motive forces pushing me around the mountain, making me speed up, slow down, and turn. Not unreal, not wrong, but not the self-centered perspective we all know and love!
Some may feel that this "fixed map" perspective is the only "real" perspective, the only one that really makes sense. But from this "stationary observer's" frame of reference, a balanced skier can't turn, and a turning skier is not balanced! That's not the way most skiers talk, is it?
From the frame of reference of the skier--and only from that frame of reference--ski technique is the constant and simple struggle to maintain balance, to keep my equilibrium. I balance the real, measurable
force I feel pulling me toward the outside of the turn (which you may call by whatever name you choose, but it actually has a long and well-established name: it's called centrifugal force) by leaning in against it. (So do you.)
Ahh....what's the point?

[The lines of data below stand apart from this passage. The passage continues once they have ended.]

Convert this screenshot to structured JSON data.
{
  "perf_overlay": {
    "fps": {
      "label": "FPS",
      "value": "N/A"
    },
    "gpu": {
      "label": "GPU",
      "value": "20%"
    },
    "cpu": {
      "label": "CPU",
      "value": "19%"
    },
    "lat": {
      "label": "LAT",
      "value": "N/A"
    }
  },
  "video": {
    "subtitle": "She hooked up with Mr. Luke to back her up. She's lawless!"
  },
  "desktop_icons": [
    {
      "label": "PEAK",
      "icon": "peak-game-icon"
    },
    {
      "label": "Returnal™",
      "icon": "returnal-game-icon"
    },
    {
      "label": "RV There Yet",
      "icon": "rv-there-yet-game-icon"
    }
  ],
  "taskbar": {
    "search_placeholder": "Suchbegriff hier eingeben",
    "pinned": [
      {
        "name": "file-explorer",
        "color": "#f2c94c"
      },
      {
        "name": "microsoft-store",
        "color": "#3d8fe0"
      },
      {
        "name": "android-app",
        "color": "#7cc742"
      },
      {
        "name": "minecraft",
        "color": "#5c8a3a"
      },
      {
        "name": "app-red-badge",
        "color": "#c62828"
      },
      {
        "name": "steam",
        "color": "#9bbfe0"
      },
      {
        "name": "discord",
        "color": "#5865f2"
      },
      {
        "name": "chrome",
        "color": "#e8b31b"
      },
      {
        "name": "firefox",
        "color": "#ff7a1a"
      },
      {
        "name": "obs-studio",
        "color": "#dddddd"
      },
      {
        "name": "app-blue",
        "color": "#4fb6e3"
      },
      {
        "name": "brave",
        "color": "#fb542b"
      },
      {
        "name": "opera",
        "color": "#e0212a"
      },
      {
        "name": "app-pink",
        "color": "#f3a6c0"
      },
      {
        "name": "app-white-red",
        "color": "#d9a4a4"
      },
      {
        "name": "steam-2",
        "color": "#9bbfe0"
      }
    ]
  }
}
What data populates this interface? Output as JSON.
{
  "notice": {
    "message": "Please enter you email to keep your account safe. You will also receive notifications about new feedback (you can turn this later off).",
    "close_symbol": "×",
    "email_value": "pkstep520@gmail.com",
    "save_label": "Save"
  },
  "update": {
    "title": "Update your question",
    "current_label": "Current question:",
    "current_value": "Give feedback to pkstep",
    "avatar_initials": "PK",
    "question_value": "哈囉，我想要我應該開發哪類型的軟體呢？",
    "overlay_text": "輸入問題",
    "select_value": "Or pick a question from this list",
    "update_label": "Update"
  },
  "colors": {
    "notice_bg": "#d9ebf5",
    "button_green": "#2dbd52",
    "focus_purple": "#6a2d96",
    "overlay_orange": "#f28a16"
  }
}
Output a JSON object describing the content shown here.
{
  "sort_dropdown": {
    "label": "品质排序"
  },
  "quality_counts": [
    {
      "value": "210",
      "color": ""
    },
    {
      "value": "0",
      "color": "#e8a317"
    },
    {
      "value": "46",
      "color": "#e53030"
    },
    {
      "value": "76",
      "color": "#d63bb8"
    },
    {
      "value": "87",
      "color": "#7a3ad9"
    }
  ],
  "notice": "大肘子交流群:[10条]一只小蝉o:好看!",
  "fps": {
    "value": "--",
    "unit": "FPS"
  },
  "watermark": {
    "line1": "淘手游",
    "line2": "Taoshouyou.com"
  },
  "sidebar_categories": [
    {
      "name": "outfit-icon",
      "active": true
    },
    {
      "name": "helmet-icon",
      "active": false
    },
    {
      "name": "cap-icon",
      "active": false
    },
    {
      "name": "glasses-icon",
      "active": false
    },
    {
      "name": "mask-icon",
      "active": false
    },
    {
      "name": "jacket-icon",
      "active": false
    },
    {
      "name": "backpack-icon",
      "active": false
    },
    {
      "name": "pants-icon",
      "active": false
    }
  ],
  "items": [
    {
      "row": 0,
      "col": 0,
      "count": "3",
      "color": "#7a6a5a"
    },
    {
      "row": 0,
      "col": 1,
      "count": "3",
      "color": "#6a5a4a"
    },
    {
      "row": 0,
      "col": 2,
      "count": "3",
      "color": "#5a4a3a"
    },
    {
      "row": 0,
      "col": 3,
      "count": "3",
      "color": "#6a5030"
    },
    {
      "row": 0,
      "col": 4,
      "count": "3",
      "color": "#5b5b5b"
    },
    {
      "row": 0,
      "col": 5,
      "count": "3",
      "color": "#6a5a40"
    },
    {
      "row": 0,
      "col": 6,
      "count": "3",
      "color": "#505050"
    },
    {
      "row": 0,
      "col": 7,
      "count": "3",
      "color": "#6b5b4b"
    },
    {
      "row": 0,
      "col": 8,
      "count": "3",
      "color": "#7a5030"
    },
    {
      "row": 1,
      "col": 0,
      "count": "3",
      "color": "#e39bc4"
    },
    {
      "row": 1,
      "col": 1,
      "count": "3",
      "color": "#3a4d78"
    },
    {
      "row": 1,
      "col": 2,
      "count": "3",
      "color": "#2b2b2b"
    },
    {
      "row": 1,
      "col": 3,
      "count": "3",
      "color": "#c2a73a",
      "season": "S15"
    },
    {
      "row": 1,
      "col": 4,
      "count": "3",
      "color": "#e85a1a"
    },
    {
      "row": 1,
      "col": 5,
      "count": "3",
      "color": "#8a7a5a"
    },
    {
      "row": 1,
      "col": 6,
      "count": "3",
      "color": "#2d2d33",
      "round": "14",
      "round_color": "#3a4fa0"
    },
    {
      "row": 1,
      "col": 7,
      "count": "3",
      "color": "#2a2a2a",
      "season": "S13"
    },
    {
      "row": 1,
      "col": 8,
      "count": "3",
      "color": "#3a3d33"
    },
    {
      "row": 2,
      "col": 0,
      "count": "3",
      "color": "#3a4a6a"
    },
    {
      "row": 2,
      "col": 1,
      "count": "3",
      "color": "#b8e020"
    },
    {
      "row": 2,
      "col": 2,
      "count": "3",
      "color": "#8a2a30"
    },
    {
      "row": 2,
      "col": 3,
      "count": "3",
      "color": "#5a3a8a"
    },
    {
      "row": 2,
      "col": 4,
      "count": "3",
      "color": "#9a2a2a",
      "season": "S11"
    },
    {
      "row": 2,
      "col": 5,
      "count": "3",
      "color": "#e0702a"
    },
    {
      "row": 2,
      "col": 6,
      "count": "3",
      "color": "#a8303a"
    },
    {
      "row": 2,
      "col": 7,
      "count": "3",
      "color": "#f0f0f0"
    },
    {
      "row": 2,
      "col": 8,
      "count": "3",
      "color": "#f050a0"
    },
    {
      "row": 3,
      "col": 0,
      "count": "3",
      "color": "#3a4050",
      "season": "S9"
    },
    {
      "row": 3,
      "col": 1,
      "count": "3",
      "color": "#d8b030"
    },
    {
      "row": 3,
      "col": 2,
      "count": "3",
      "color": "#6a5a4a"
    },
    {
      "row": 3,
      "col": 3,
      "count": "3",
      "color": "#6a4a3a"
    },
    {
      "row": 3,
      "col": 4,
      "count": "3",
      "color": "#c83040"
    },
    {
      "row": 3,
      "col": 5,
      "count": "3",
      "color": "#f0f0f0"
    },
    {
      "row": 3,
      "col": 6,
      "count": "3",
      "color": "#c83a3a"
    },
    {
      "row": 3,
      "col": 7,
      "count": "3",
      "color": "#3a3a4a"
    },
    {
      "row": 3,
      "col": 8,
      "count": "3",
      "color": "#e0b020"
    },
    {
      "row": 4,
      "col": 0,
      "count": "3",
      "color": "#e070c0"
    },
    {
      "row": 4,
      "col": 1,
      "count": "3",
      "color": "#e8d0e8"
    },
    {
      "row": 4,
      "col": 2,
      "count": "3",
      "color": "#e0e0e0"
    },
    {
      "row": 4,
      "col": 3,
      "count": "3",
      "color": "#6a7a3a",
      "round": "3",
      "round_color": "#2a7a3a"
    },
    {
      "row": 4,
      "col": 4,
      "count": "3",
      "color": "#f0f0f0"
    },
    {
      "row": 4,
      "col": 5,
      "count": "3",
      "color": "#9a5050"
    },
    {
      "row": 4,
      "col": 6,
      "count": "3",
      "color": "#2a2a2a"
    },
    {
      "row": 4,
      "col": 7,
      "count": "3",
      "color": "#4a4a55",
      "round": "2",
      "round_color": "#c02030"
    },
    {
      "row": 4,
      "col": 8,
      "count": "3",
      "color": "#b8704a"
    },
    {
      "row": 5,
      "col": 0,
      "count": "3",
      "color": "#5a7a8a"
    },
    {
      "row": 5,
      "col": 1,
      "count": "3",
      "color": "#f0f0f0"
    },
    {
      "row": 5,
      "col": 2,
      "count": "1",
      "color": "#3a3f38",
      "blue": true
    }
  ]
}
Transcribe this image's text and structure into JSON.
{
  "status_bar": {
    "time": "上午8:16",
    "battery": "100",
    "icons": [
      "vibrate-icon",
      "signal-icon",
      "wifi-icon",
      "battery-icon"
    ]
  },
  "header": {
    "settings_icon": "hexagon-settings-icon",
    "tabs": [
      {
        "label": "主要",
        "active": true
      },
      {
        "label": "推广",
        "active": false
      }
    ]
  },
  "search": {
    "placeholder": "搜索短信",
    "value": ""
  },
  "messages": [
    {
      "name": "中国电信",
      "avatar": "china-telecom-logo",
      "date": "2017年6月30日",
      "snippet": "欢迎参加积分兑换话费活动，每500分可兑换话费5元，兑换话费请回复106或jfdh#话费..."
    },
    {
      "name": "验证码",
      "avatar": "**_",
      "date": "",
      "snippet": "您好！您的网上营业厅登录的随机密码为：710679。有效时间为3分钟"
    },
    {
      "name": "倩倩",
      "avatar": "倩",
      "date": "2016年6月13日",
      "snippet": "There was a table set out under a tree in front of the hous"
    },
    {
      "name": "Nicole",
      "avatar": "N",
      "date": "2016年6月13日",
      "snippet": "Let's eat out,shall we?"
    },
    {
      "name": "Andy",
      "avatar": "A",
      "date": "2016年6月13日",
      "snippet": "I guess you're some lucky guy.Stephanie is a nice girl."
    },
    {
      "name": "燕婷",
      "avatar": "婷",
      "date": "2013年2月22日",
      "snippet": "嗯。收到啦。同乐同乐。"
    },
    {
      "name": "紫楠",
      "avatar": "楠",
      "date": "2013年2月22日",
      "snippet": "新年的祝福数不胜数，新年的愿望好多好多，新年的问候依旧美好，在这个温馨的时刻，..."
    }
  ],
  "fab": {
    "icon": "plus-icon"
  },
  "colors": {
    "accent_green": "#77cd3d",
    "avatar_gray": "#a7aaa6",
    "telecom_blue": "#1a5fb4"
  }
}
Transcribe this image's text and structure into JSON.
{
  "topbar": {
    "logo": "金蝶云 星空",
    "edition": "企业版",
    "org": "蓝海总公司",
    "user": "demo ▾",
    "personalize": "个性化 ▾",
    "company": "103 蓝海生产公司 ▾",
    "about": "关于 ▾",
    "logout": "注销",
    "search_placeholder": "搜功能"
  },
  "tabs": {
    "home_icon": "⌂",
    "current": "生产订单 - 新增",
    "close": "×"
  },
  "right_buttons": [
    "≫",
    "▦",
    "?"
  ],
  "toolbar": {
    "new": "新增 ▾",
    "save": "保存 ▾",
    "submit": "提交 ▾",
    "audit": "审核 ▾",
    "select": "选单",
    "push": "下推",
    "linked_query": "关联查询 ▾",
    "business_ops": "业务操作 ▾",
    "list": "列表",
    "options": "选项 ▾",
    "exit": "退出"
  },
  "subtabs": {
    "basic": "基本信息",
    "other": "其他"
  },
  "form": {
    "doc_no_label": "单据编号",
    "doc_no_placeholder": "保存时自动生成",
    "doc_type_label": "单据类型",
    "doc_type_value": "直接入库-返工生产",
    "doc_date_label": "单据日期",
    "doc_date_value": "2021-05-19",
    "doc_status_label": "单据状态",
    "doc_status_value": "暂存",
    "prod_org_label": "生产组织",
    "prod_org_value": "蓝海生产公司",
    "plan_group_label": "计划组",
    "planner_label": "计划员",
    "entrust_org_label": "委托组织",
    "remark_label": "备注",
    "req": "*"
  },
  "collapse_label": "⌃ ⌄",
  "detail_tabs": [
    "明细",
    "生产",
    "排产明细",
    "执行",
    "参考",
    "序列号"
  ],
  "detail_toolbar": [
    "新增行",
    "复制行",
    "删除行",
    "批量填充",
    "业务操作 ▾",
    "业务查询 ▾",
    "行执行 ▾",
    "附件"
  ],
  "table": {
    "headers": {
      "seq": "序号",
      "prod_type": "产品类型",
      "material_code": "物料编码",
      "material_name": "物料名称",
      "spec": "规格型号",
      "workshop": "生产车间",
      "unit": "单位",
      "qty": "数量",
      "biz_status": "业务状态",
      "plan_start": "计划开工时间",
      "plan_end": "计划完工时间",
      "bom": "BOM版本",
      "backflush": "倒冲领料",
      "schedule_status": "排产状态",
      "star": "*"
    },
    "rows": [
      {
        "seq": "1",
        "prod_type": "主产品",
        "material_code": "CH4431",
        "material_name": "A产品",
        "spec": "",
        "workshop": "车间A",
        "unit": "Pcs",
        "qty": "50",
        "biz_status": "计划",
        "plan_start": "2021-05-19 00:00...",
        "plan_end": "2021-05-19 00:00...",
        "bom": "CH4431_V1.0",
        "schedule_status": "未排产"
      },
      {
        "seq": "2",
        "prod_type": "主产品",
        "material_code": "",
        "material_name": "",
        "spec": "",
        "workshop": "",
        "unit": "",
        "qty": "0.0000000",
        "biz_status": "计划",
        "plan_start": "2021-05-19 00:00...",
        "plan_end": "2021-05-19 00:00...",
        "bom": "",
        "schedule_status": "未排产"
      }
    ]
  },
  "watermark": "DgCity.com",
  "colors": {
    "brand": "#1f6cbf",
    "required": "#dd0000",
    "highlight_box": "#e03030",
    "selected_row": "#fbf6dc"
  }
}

You either understand this stuff (relativity) and nod, or you don't and it sounds ridiculous. It either makes total sense, or you think I'm nuts to suggest that you could be constantly standing still, while everything else moves about you. (Of course, I maintain that we actually think and speak this way more than most realize. Have you ever felt you were going so fast that the trees "flew by in a blur?" Not so odd, is it?)
It only matters, really, when a misunderstanding goes so far as to make us do things that aren't right--like decide not to lean into a turn because "centrifugal force doesn't exist." If that happens, it really is time to stop thinking about it and to recognize that, understand it or not, from the neck down our bodies know all about it!